### SUPPLIED DATA
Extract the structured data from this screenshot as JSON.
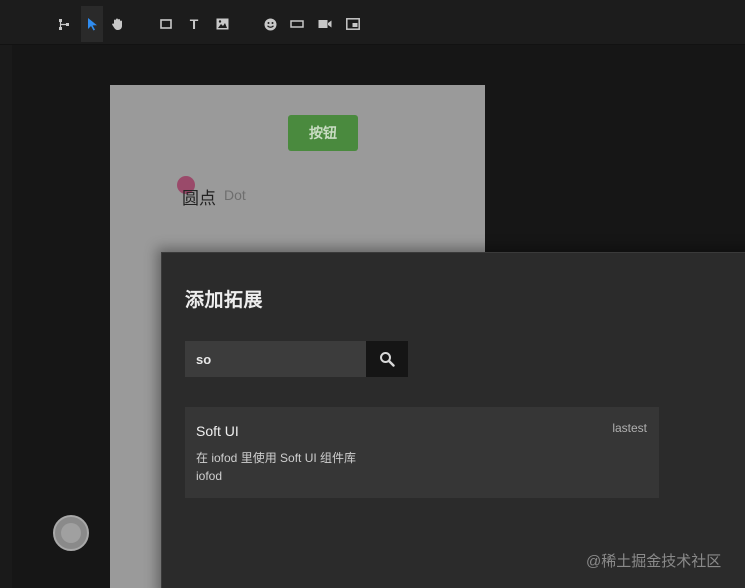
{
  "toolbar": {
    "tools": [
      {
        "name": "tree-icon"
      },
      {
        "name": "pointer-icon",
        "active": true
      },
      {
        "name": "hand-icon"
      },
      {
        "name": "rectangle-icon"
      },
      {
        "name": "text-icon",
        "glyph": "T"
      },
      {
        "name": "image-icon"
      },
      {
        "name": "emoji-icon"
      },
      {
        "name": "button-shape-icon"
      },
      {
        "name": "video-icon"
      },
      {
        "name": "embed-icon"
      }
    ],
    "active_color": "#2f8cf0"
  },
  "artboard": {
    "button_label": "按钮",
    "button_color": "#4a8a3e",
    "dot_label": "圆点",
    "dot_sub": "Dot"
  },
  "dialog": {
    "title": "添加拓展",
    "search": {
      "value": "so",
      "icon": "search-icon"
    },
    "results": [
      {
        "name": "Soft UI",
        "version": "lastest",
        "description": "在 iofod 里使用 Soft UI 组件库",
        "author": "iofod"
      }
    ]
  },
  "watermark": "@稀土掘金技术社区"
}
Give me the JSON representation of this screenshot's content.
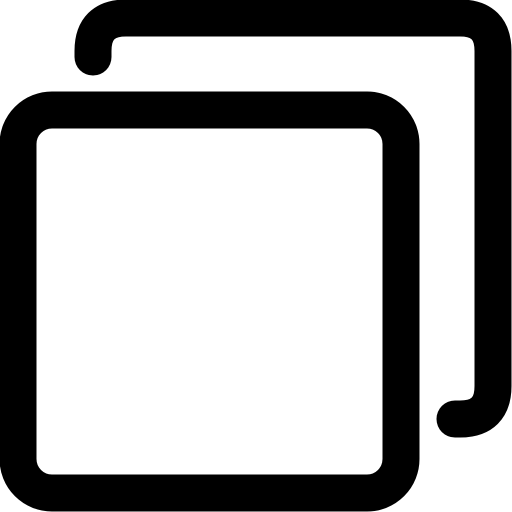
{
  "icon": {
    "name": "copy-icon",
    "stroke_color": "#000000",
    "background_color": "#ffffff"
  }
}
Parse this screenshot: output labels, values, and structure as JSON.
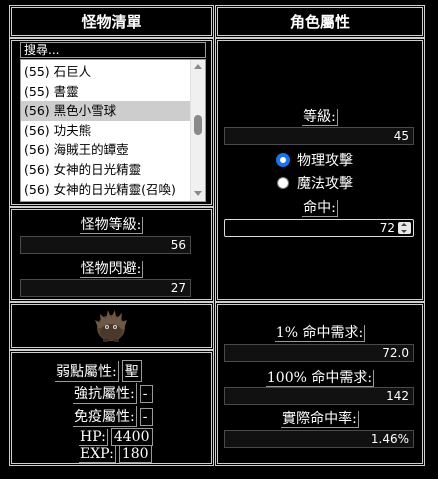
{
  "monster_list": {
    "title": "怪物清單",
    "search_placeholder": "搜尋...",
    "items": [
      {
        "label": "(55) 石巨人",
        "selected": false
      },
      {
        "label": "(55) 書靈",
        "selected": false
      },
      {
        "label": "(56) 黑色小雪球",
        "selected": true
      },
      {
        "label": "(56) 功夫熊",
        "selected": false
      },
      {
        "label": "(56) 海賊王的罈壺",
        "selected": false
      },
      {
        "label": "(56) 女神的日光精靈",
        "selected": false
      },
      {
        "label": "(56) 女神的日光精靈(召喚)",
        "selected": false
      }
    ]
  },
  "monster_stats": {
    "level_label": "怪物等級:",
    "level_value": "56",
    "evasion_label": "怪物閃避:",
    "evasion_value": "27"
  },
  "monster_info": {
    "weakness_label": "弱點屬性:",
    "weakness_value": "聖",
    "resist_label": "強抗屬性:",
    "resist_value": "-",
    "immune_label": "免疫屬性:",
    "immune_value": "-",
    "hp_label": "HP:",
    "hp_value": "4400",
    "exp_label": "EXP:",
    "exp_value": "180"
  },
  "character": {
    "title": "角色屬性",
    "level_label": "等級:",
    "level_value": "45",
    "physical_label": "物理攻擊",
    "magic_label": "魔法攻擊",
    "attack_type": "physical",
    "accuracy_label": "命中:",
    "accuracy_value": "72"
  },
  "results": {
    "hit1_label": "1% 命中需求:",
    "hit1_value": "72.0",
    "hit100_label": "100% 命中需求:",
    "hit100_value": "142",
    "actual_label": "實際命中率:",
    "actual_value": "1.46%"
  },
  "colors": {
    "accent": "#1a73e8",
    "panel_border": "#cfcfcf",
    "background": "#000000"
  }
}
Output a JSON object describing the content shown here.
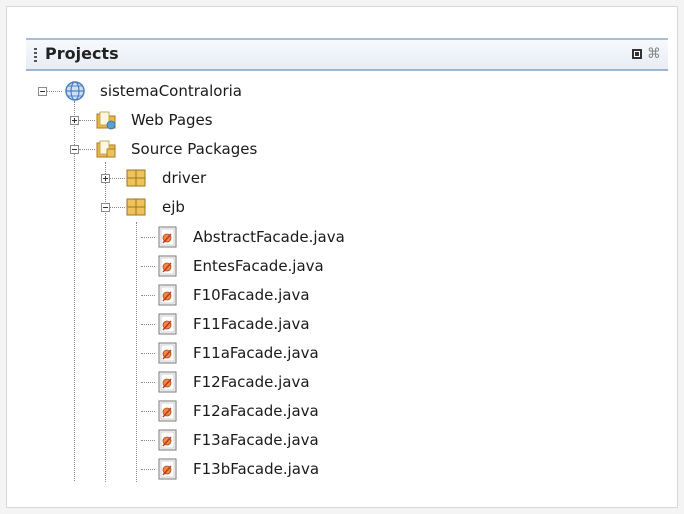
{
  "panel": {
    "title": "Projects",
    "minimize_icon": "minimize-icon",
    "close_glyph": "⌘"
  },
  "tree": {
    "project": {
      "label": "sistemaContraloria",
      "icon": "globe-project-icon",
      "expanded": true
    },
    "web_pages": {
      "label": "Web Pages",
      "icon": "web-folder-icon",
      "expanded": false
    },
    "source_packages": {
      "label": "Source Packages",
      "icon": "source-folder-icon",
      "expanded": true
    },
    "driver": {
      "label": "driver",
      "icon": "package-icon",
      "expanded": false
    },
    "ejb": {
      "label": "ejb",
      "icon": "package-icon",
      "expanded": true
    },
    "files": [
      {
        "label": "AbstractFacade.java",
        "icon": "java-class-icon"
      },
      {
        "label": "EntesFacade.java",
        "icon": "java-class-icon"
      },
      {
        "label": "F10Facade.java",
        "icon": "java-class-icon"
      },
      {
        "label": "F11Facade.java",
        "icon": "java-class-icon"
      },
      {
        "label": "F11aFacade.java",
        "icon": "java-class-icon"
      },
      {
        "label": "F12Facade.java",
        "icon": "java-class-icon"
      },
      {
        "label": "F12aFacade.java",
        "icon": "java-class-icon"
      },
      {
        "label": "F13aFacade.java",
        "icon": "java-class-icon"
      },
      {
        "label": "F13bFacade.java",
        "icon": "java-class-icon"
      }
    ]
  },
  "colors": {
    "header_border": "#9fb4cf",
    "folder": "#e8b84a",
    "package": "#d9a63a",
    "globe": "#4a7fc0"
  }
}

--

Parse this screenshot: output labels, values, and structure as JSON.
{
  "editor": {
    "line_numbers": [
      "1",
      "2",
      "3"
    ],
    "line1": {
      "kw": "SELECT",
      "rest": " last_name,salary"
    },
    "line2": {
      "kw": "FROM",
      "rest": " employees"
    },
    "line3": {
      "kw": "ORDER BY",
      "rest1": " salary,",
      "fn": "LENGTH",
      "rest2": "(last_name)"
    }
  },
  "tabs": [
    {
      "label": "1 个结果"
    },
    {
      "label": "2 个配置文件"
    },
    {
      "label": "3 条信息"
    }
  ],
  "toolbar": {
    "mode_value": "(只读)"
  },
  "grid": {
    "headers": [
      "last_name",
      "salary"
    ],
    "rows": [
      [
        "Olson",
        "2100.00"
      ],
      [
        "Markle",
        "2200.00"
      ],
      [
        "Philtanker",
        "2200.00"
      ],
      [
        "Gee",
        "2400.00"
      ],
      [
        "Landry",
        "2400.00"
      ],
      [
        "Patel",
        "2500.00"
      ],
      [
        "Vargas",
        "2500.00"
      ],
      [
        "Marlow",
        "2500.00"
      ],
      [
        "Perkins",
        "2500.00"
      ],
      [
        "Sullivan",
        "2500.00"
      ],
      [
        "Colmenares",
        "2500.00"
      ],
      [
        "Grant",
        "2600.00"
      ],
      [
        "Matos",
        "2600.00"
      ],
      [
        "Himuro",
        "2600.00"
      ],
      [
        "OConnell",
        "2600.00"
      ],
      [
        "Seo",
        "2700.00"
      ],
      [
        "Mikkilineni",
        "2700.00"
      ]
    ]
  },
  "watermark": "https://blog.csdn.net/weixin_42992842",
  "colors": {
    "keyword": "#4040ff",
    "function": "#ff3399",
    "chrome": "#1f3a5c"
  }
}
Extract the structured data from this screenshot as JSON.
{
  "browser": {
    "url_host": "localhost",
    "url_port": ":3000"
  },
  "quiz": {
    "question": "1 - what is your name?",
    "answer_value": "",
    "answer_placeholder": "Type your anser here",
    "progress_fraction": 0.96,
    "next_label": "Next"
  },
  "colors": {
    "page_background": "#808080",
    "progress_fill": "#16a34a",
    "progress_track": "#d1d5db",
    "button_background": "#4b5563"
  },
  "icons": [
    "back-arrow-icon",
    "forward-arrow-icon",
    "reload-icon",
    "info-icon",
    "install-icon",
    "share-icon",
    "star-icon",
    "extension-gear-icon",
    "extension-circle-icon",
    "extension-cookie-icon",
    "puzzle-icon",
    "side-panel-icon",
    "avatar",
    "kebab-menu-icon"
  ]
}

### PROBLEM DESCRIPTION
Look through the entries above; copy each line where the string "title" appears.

### FINISHED EXERCISE
    "title": "添加拓展",
    "title": "怪物清單",
    "title": "角色屬性",
    "title": "Projects",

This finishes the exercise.